### Record extracts

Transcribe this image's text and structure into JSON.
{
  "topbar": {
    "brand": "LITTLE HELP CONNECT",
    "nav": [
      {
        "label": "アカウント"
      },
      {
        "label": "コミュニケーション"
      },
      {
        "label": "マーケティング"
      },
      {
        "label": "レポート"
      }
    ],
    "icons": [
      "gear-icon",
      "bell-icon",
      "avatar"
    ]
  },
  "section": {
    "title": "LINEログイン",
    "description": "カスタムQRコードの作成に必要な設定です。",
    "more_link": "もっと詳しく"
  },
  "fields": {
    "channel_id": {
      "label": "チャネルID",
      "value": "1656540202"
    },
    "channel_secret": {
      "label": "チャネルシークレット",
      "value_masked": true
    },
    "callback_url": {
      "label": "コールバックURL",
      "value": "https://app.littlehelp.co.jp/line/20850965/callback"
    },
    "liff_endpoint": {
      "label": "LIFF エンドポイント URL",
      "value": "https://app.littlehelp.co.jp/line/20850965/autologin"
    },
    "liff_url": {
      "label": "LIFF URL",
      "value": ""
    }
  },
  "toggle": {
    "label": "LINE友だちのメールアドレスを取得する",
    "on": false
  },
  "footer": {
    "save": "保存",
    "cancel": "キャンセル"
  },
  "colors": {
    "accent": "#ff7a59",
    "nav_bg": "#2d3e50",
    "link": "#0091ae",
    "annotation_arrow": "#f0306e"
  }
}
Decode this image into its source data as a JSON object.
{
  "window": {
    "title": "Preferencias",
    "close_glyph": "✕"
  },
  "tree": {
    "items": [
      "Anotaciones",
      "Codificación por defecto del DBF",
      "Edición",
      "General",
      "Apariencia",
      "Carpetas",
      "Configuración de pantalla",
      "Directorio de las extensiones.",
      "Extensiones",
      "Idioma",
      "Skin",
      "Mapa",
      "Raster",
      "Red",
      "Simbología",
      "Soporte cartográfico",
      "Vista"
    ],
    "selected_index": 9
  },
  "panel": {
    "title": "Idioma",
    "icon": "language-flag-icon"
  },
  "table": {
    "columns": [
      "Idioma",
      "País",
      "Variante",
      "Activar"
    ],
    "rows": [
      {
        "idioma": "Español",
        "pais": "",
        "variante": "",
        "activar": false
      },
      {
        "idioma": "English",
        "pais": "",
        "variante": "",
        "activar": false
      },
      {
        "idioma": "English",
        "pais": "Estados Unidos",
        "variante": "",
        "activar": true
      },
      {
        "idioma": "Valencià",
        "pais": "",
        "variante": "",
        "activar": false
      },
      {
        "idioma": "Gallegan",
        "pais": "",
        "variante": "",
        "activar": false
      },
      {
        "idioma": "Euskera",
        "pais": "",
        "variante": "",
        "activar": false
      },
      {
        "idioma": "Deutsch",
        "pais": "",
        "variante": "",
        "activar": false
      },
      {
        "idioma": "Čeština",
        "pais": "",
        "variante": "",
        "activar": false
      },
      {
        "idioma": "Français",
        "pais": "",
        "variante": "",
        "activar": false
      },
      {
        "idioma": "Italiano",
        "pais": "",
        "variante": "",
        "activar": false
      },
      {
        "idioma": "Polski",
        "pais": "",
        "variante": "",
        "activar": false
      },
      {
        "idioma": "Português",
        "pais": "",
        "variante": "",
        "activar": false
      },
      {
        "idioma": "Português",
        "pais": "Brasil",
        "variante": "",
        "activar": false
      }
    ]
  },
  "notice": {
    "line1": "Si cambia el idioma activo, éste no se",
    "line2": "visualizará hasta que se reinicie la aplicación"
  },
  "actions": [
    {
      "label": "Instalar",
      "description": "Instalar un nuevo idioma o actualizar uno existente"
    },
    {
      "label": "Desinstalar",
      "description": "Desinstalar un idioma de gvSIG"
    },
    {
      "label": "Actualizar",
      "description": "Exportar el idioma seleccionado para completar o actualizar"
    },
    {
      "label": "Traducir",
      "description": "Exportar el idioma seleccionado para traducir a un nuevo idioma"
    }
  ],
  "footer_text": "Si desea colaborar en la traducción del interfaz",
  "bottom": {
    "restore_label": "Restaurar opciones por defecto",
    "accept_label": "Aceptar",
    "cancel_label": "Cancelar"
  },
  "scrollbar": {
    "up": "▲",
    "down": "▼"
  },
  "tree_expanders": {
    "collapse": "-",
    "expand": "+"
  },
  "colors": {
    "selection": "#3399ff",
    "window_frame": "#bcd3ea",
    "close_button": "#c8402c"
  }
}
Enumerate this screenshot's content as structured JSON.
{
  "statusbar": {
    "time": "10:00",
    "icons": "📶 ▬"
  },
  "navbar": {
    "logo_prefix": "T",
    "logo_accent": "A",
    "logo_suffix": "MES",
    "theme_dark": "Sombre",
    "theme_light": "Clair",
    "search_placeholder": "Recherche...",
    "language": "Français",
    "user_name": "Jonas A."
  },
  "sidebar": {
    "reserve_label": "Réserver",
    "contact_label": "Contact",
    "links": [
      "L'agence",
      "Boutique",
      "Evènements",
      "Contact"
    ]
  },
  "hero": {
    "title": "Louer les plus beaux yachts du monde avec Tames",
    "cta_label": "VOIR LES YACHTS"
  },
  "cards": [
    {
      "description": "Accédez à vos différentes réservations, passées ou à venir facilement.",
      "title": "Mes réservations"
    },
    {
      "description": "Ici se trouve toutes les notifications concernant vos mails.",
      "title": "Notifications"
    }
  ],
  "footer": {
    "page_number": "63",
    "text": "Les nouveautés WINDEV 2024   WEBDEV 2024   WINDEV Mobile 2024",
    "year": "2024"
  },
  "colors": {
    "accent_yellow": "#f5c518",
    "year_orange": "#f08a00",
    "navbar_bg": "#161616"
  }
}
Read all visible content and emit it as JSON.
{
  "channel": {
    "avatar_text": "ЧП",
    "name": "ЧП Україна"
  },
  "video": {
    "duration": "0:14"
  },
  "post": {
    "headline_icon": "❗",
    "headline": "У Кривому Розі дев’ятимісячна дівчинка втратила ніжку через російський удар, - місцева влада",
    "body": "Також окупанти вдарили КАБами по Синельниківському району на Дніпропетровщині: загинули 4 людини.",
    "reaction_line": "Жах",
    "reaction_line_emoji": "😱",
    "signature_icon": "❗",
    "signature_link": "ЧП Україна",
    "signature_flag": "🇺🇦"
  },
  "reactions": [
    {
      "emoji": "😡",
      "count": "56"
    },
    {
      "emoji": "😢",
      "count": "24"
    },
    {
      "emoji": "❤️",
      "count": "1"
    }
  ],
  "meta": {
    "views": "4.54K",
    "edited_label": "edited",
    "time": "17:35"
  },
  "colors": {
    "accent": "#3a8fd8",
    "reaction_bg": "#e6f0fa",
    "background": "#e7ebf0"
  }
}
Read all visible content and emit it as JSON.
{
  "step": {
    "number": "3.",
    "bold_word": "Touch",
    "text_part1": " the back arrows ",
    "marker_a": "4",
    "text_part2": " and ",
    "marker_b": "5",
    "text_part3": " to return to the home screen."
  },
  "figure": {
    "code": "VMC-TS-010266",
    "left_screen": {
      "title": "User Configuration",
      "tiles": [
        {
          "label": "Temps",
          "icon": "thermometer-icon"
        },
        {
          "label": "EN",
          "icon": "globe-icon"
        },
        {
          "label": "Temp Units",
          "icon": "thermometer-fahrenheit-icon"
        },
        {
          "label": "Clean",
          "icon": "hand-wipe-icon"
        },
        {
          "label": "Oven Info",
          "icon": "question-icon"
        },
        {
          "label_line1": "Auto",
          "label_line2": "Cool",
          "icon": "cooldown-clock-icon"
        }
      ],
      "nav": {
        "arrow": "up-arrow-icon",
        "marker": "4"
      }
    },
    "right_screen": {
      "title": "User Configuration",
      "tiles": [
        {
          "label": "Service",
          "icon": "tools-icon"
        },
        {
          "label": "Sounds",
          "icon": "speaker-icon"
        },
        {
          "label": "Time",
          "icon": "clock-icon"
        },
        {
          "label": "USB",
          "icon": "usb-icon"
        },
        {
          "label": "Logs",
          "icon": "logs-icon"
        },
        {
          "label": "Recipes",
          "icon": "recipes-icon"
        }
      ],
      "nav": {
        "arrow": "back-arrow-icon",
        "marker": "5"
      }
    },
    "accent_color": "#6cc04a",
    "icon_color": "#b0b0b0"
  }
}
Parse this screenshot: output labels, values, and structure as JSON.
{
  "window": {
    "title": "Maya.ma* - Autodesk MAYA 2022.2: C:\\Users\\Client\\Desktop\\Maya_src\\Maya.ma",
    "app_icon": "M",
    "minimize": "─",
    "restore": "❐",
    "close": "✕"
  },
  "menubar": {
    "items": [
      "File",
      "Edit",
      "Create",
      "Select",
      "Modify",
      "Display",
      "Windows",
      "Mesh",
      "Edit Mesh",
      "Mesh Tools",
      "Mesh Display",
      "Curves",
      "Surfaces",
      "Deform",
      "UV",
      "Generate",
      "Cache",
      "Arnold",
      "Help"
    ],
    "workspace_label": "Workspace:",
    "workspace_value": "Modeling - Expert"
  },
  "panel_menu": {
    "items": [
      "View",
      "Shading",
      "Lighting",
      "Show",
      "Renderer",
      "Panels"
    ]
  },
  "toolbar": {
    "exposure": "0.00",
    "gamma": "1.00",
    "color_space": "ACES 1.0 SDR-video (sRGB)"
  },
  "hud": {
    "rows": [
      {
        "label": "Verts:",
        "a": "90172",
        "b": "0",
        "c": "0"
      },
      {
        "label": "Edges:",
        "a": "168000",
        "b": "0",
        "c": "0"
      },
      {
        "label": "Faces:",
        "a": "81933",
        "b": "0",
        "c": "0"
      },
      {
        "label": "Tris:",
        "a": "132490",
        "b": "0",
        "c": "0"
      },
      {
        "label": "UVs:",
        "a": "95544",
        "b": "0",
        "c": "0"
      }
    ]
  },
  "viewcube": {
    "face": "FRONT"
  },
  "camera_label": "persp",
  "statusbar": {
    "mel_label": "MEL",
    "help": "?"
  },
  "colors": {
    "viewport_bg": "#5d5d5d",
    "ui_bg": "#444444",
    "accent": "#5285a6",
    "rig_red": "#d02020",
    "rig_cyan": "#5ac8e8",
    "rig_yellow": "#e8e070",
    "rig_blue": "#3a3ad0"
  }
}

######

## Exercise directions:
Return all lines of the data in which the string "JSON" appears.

## Response to the exercise:
Transcribe this image's text and structure into JSON.
Decode this image into its source data as a JSON object.
Enumerate this screenshot's content as structured JSON.
Read all visible content and emit it as JSON.
Read all visible content and emit it as JSON.
Parse this screenshot: output labels, values, and structure as JSON.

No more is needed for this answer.